It is true that the internet, digitization, storage, and other technologies have contributed to data becoming far more abundant in a 2017 business compared to a similar shop in 1997. What's more, today's workers are far more technologically inclined than their predecessors, and have more digital tools at their disposal.
Talking about data has itself become more pervasive and ingrained in corporate culture. The good news is that we are rapidly approaching a future where AI-based tools actually will be able to drive more intelligent and meaningful use of data in the workplace.
We have optimized everything about the way data is stored, processed, and accessed. An executive, who wants data, has data. But that last, crucial mile - from data to the revered actionable insight, is still far from effective. It still relies on line-of-business workers who usually have little to no formal training in data to look at the numbers, identify the ones that matter, and understand how they correlate.
There is yet another elephant in the room: all of these data tools tend to come expensive, and you still won't get very far with them if you don't know what you're doing. However, what AI can do, is take on some of the heavy duty of creating complex statistical models based on a large amount of data points.

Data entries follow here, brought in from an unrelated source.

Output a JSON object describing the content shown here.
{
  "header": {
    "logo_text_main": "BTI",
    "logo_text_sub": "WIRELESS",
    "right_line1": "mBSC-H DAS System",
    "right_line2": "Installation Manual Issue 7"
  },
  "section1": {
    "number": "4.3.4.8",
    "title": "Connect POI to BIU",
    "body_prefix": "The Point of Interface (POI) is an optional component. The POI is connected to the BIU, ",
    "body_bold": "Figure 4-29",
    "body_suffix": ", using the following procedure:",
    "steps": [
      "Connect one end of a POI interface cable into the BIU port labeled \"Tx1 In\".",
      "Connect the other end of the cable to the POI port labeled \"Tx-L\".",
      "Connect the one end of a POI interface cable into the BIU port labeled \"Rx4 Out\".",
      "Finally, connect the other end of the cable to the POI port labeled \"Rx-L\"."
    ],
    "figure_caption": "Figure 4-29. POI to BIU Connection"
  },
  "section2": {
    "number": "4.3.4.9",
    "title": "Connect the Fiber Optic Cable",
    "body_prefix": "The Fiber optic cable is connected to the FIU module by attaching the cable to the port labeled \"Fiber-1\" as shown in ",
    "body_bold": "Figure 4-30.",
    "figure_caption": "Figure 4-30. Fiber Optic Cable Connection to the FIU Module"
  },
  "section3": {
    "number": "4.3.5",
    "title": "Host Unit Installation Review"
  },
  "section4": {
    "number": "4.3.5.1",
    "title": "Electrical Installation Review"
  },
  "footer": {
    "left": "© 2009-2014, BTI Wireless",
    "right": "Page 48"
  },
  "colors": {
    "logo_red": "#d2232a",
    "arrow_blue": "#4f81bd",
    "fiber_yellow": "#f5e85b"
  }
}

It can apply learning algorithms to adjust the weight given to specific sources of information, and it can potentially identify patterns and correlations that are independent of the biases the user come in with.
By embedding intelligent technologies directly into currently used solutions and processes, businesses can innovate successfully, openly, and collaboratively. More importantly, they can experiment with interesting use cases to take these technologies from the realm of science fiction to a pragmatic reality that sets the foundation for their transition into intelligent enterprises.

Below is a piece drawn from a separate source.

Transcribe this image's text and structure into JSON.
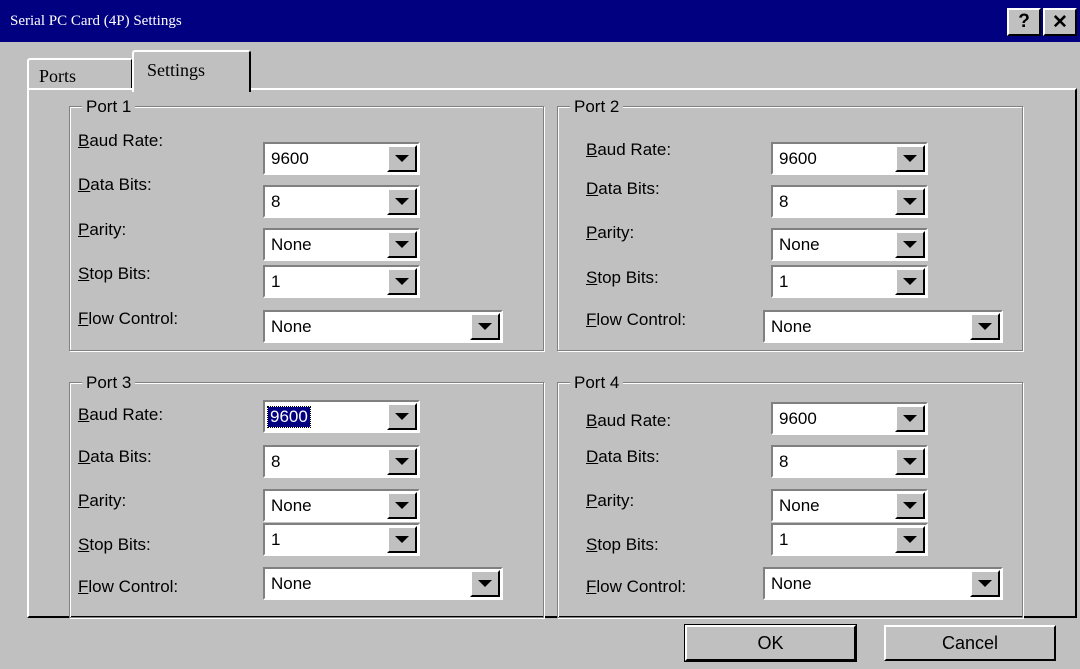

The next step would be adding external data: whereas currently the business world is having enough trouble getting a handle on the data it already has, a well-designed predictive analytics model would not shy away from adding new data sources, and in fact would try to 'ingest' as much as it possibly can. This opens new possibilities for combining external and internal data for more sophisticated analysis. An executive or even a business analyst can typically do very little with this type of data; but by applying artificial intelligence algorithms, companies like IBM Watson are using this data to drive smarter analyses in specific scenarios, based on a wealth of internal and external information.
While the present of 'data-driven' is far from the ideal picture that others might try to paint, the future looks more promising. Once pointed in the right direction, AI can potentially bridge the gap between the questions a non-technical individual has about his or her business, and their ability to actually answer these questions using the data at hand; and it could enrich business decisions with a stream of data from external sources.
For now, we shall wait, see, and beware of anyone promising an easy fix when it comes to data.